Out of the data below, copy every line with the string "fresh".

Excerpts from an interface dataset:
================
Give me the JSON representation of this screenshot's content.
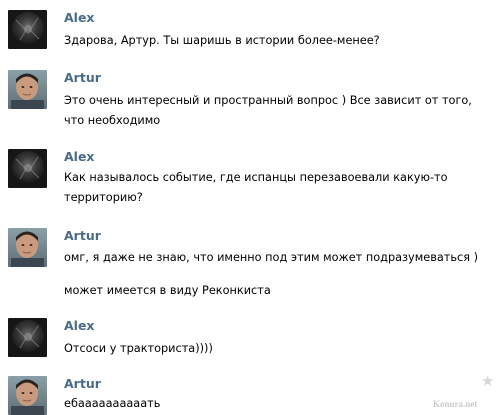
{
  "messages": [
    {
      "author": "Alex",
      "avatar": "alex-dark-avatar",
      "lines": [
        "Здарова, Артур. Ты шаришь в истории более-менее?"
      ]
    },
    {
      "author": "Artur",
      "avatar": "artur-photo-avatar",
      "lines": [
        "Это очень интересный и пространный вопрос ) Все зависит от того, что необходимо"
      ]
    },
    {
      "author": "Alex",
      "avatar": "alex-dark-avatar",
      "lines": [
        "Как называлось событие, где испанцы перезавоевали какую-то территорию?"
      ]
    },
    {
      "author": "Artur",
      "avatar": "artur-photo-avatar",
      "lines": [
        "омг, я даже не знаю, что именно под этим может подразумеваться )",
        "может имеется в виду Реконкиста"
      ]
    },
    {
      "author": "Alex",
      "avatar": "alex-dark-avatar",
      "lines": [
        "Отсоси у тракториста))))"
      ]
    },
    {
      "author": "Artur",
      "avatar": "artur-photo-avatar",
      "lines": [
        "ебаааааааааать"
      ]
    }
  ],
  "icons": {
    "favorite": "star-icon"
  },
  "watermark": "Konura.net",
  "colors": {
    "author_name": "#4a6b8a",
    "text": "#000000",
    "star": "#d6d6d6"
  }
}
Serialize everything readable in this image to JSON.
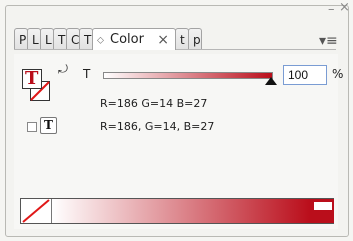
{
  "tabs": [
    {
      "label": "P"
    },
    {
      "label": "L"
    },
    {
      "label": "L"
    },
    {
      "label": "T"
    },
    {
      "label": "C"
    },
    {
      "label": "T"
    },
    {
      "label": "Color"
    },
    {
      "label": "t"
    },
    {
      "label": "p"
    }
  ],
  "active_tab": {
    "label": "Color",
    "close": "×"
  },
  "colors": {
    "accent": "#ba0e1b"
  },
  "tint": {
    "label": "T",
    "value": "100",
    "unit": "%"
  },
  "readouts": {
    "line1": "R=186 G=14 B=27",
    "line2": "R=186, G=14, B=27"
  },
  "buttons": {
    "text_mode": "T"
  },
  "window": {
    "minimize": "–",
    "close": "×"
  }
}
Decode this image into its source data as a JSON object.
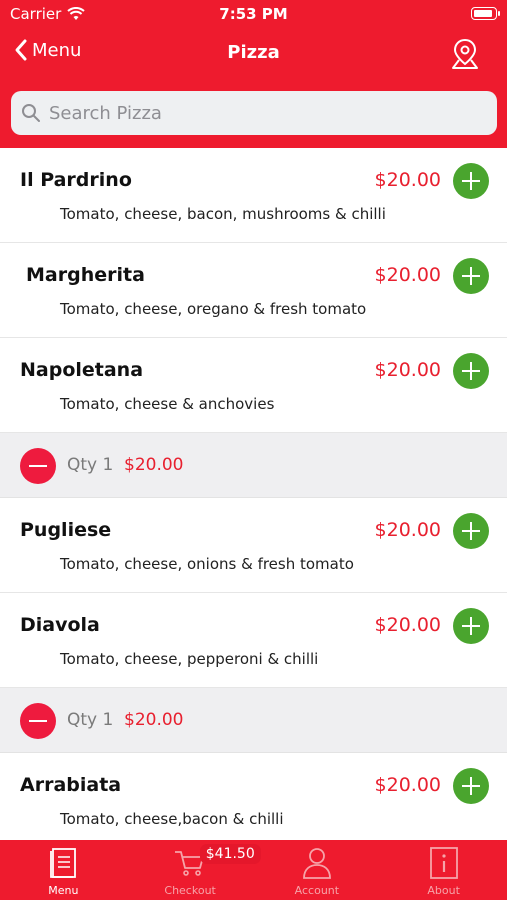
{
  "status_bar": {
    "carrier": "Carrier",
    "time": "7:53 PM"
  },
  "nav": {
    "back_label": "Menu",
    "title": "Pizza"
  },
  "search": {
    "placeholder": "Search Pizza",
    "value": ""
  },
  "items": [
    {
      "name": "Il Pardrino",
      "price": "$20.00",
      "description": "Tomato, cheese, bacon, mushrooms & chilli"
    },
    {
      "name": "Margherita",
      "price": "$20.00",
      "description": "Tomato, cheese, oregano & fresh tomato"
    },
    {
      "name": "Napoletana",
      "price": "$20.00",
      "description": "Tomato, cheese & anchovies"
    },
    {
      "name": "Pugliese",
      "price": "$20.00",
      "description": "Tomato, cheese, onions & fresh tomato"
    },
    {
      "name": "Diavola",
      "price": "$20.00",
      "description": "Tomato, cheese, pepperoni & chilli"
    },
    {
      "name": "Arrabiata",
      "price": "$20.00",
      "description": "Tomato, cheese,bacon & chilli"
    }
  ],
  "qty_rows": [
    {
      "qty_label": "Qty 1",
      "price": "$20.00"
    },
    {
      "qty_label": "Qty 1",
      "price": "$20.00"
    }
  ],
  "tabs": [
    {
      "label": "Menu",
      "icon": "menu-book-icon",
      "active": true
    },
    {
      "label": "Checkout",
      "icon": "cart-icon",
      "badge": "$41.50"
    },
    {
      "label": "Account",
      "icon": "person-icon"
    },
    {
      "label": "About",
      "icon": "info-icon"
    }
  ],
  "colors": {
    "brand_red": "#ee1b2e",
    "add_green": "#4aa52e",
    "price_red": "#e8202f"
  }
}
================
Solved exercise
      "description": "Tomato, cheese, oregano & fresh tomato"
      "description": "Tomato, cheese, onions & fresh tomato"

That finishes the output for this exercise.